=== EXERCISE INPUT ===
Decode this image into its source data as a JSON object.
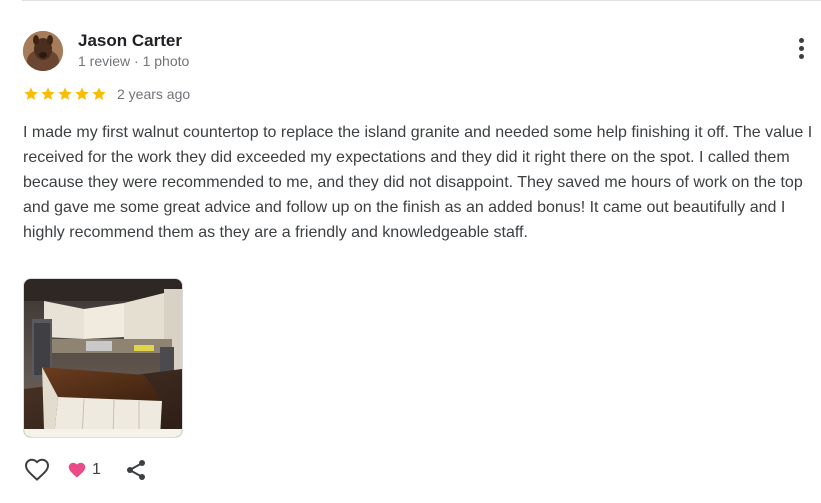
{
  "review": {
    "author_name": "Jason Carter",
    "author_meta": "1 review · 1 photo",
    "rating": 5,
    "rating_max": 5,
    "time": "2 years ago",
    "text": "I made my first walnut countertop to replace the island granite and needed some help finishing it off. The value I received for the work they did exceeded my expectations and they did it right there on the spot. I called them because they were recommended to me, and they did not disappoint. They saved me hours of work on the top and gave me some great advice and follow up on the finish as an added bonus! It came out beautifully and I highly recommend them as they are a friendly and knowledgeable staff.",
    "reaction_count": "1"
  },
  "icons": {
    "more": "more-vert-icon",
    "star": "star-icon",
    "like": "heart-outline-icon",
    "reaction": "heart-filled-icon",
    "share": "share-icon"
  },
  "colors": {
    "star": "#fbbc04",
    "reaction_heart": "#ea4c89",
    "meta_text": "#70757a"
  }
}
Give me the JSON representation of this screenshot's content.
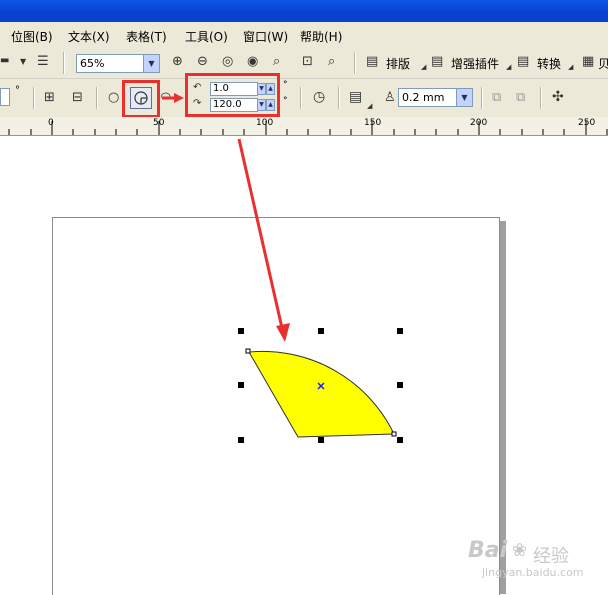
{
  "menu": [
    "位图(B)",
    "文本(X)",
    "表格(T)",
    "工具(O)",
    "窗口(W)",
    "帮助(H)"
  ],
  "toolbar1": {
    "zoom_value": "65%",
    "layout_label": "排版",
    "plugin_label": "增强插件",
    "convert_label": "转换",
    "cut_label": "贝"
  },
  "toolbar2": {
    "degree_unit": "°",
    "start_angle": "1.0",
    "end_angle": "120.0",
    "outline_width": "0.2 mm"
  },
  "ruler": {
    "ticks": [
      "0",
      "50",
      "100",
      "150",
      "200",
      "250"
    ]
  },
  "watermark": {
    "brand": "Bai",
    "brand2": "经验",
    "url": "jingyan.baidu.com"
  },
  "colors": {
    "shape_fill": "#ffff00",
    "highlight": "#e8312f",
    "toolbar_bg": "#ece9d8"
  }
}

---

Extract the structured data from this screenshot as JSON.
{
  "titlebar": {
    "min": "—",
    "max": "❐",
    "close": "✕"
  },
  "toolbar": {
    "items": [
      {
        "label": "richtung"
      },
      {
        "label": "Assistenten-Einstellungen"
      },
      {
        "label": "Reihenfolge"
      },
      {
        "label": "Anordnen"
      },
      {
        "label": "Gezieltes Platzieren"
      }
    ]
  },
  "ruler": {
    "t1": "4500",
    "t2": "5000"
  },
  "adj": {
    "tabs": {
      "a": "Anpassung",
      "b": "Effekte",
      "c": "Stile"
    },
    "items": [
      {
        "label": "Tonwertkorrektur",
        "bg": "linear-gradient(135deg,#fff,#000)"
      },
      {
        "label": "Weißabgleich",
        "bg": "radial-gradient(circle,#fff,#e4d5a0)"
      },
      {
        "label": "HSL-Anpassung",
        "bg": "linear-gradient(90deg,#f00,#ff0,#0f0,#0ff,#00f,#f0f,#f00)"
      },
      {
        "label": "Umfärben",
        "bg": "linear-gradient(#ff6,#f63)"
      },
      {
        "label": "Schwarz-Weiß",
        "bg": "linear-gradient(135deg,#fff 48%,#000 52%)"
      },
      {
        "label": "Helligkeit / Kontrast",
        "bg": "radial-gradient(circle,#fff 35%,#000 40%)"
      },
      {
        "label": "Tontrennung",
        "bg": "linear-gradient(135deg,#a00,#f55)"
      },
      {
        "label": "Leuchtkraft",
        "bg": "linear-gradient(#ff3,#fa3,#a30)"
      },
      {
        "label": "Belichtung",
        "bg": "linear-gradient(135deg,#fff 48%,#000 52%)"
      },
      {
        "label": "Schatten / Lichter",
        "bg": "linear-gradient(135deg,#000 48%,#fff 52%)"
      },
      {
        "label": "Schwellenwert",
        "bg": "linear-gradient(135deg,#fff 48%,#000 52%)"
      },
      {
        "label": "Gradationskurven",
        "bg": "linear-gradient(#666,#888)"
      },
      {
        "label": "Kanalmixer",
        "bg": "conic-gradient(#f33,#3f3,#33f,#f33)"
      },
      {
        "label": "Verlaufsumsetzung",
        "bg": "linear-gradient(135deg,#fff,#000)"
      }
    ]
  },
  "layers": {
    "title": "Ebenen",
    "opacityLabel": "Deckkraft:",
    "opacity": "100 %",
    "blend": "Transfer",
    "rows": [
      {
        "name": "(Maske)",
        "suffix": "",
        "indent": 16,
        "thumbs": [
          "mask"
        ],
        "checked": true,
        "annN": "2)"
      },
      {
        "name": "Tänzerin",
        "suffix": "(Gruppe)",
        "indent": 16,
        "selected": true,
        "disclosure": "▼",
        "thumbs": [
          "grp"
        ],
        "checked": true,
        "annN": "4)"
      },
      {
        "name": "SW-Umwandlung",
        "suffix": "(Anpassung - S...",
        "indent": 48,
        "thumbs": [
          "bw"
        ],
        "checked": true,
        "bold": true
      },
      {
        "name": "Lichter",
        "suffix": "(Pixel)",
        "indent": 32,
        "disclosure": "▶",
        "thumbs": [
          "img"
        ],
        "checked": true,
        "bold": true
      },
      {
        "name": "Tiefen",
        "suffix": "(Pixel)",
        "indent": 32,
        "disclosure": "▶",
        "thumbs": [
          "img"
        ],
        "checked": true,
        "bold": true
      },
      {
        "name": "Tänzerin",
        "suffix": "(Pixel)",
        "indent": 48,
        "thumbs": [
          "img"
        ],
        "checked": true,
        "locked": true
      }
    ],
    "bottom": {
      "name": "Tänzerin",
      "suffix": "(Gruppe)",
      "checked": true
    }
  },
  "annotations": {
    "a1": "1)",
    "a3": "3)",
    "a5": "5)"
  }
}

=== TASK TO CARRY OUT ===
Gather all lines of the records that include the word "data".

=== WRITTEN SOLUTION ===
Decode this image into its source data as a JSON object.
Extract the structured data from this screenshot as JSON.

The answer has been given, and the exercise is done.